Not to titter at a demagogue when he talks himself into a corner but Mallaby needs to straighten out his reasoning on whether a government's stand against patently unfair trade practice constitutes protectionism.
Mallaby stopped short of calling the US trade sanction on Chinese paper (which I discussed in yesterday's post) "protectionism;" he terms it "unilateralism." He's making a fuzzy distinction because he knows that if there are no holds barred in trade, forget about economic sanctions against repressive governments or governments that look the other way about illegal practices that end up in the global trade mart.
Examples of the latter -- both wafting largely from China -- are the use of animal fur in clothing marketed as fake fur and the wholesale destruction of forests in China and regions that border China. An example of the former includes using economic sanctions to punish Sudan's government for the Darfur genocide -- Mr Mallaby's pet project.
Not long ago I mentioned that Mallaby had blown a gasket about China's development policies in Africa, but he avoided mentioning China's trade policy on Africa, which amounts to reducing emerging industrial economies to bazaar ones. China is not just "dumping" cheap products in Africa; the government is actively engaged in stripping African societies of their manufacturing capacity and replacing it with African middleman who simply buy and resell China's products.
Sebastian Mallaby is in danger of representing for the Fuzzy Wuzzy school of globalization. Few of them have the nerve to come out and say what they really want: the United States military under the control of a global government centered in Europe. So they pick around the edges: making fun of US sovereignty, calling for free trade when it suits them and howling for the US to lead with sanctions when globalization's excesses endanger their interests (e.g., social dumping initiatives), and telling Americans we'll be even more unpopular if we act against 'global opinion.'

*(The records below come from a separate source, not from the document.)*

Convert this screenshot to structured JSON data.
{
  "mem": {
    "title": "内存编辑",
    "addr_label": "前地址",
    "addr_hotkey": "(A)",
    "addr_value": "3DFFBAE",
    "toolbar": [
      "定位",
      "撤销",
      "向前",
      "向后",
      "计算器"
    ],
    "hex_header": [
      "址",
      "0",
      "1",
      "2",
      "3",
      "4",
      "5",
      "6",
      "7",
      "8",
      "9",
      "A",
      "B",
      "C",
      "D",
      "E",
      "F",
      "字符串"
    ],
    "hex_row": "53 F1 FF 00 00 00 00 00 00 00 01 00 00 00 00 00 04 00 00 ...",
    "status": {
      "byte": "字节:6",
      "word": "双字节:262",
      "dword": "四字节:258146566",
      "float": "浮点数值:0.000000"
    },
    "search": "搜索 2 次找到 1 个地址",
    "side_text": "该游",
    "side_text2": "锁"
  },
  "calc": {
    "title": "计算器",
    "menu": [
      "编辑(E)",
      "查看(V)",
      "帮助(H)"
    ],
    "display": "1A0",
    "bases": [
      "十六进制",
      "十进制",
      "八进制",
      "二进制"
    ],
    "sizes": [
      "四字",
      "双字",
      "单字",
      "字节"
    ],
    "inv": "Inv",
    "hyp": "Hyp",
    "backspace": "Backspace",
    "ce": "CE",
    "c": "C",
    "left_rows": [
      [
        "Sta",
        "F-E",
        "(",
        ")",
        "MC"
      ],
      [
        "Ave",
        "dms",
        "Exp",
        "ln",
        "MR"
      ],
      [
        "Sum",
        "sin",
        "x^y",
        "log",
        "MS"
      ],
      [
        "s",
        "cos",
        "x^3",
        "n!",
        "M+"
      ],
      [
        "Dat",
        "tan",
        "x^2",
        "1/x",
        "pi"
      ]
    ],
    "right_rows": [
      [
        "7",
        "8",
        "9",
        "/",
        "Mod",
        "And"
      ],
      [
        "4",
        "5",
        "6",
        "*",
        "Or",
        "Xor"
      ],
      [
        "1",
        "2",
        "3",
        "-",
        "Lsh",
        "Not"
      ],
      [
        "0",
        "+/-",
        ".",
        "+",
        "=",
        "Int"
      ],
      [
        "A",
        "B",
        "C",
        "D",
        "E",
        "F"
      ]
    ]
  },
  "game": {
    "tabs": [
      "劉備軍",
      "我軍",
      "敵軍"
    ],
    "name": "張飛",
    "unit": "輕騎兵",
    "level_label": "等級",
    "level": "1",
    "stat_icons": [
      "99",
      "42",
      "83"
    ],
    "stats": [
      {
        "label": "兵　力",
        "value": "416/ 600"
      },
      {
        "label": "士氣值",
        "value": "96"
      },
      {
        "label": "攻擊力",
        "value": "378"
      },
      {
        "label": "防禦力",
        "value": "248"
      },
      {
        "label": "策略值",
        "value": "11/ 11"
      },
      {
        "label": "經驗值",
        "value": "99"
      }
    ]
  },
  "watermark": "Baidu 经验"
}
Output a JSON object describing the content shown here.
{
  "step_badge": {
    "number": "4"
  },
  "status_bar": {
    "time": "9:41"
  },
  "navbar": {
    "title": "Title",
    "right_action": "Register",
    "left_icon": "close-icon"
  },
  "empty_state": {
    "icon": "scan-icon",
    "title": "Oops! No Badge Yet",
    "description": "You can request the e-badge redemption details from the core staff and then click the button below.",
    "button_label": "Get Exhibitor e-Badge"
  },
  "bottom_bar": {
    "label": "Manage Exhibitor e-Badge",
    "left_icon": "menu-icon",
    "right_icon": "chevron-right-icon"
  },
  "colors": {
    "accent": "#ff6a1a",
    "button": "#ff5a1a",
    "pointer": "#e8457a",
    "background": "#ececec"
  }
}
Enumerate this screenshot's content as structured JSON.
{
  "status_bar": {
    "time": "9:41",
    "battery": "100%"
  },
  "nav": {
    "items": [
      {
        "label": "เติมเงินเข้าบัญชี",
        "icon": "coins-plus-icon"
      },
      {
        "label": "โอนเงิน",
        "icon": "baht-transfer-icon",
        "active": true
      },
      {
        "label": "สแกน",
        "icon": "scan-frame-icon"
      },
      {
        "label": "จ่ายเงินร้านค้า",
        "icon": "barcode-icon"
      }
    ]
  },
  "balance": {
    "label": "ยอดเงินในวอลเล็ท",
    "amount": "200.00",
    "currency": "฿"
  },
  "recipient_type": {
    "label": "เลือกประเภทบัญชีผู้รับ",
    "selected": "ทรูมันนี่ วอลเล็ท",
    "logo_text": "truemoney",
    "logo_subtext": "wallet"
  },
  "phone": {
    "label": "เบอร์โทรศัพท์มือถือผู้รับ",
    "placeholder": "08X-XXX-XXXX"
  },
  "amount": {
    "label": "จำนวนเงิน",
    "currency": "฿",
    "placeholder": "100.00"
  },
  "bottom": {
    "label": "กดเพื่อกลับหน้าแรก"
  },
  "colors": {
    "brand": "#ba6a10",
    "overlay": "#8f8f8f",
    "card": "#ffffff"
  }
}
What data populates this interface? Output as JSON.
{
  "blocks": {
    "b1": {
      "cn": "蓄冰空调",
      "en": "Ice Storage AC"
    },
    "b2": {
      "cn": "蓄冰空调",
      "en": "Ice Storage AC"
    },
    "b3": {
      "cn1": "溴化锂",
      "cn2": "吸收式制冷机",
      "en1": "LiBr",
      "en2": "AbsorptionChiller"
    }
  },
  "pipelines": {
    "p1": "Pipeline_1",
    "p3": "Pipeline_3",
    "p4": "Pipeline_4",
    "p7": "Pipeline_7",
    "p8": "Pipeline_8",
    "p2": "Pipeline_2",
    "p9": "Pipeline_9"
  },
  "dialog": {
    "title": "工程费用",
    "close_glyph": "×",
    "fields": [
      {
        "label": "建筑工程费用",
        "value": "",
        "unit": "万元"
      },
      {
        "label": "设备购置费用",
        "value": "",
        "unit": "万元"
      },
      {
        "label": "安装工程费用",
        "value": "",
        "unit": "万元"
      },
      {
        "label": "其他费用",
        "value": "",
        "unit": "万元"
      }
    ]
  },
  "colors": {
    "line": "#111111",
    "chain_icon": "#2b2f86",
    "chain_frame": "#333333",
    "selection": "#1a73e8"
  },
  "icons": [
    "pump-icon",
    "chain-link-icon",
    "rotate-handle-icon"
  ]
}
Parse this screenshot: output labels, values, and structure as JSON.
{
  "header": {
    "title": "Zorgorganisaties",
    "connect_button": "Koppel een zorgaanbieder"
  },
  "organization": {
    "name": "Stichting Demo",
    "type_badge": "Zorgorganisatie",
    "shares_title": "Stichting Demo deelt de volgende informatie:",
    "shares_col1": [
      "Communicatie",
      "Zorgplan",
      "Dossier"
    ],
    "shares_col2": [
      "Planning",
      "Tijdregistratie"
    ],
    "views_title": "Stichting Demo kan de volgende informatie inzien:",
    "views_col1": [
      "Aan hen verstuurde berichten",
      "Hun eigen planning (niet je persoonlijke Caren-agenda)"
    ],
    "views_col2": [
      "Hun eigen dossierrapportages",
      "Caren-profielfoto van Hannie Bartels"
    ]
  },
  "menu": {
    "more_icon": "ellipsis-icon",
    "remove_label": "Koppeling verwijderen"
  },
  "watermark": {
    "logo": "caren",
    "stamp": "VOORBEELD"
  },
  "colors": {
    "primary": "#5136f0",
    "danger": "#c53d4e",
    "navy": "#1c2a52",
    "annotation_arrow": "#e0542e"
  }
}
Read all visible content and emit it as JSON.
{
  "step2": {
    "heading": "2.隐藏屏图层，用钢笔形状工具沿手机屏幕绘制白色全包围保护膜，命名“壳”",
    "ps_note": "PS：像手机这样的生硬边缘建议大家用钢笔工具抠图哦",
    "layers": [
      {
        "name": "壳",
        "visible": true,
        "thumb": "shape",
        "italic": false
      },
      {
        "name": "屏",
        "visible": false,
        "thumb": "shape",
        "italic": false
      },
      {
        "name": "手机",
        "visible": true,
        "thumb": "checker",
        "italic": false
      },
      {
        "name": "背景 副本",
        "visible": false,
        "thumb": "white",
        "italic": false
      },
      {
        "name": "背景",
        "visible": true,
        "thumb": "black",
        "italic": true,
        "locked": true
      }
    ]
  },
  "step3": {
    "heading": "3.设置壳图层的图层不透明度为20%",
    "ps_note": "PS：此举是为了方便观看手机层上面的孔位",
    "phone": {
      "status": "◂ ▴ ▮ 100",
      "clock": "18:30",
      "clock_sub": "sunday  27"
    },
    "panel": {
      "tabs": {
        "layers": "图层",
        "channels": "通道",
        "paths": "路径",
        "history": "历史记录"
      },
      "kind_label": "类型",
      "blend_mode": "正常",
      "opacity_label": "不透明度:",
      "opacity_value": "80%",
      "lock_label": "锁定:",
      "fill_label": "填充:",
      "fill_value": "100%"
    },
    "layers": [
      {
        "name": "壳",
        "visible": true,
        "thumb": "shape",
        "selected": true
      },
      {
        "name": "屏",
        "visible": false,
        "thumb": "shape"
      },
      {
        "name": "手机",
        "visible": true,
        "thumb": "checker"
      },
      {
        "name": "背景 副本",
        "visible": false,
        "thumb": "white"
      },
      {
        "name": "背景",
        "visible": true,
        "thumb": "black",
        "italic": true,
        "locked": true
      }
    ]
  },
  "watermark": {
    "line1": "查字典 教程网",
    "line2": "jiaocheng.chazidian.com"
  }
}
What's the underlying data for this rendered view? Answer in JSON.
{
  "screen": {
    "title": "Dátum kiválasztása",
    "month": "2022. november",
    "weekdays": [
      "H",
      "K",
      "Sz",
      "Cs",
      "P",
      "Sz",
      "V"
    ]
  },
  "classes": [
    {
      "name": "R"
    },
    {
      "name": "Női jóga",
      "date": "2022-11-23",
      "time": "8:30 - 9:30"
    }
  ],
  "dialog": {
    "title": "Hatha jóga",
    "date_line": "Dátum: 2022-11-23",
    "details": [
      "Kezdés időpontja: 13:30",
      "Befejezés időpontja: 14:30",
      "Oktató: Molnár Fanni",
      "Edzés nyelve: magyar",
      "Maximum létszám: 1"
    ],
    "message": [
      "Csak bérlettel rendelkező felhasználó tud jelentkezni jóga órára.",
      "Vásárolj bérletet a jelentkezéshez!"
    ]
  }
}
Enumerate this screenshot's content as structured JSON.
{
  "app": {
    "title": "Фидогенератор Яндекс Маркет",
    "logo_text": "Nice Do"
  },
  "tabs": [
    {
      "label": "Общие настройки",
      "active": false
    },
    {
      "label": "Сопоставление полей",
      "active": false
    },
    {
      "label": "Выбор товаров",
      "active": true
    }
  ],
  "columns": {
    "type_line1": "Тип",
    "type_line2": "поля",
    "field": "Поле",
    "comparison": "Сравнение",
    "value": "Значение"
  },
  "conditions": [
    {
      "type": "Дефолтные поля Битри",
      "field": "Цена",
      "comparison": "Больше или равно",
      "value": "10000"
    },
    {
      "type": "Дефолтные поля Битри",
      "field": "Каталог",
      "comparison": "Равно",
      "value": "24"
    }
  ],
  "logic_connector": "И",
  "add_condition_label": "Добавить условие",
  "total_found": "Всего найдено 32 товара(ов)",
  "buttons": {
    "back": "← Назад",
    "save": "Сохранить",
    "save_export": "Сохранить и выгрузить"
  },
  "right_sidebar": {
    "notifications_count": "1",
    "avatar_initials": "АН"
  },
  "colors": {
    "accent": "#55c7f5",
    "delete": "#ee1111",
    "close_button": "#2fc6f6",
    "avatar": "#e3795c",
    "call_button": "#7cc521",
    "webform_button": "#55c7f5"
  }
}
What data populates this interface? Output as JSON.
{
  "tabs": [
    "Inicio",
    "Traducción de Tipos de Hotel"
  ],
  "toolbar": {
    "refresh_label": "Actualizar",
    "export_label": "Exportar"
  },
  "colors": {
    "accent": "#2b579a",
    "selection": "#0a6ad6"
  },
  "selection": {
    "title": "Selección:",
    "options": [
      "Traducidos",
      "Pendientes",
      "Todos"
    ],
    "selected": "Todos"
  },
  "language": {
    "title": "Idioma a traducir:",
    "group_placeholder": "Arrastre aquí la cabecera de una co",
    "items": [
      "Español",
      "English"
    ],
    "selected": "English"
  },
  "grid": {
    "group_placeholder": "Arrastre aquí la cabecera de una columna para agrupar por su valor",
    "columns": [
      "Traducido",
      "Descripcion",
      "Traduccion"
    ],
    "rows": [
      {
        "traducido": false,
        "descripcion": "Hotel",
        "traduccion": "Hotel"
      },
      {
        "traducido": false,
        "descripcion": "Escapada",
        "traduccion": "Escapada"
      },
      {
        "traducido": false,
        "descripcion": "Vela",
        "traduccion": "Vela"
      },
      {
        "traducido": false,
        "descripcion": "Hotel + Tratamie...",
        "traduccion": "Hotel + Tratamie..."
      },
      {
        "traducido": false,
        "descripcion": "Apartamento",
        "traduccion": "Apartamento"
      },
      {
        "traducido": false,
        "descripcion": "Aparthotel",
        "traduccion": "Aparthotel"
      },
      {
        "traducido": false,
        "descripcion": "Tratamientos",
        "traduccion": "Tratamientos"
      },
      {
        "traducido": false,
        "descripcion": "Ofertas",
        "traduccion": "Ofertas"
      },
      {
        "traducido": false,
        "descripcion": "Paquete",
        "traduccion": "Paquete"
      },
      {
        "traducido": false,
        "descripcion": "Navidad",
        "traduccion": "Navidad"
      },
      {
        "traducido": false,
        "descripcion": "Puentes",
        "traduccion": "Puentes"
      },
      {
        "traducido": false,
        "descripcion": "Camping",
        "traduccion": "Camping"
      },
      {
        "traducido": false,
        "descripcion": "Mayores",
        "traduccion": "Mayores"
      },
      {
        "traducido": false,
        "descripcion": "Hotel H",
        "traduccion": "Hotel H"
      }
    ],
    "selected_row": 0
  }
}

Mallaby argues that the United States has to be careful not to offend on trade issues, in case countries the world over flood the WTO with litigation against the US.
[...] a series of verdicts against the United States could stoke protectionism. Congress will yap about unelected foreign judges trampling U.S. sovereignty.He goes on to warn that if the US undermines WTO legitimacy the results could be dire, with the world reverting to constant fights over trade. (As if there are no fights today.)
What does Mr Mallaby really want? He wants to restart the Doha round. But Doha needs to be scrapped in favor of discussions that concentrate more on trade issues and less on the pie-in-the-sky idea of using trade as welfare for developing nations. Until reality is restored, nations will continue with what they've been doing since Doha collapsed: signing bilateral trade deals. Of course these circumvent the WTO multilateralist approach.
The question is how far multilateralism can be applied to trade when there are vast disparities between how fairly nations represent in the act of trading. How far should we take the concept of fairness? At what point is a level of unfairness actionable; i.e., provoking sanctions against a foreign government or strong internal actions?
Well, it's very unfair for China to use trade deals with Sudan to help prop Omar Hassan al-Bashir's genocidal government. It's very unfair for China to use Burma's aid dependence on China to strip what's left of Burma's forests for China's trade purposes.
It's outrageously unfair for the United States to turn a blind eye to China's fascist method of increasing their global trade. And it skates close to criminal when US trade policy supports and encourages China's tyranny over their own citizens while making it impossible for American workers to compete with China's government.
The bottom line is that the WTO is not about fairness in all matters and it shouldn't be; it's a trade organization. By the same argument WTO cannot be the arbiter of issues that relate only in part to trade.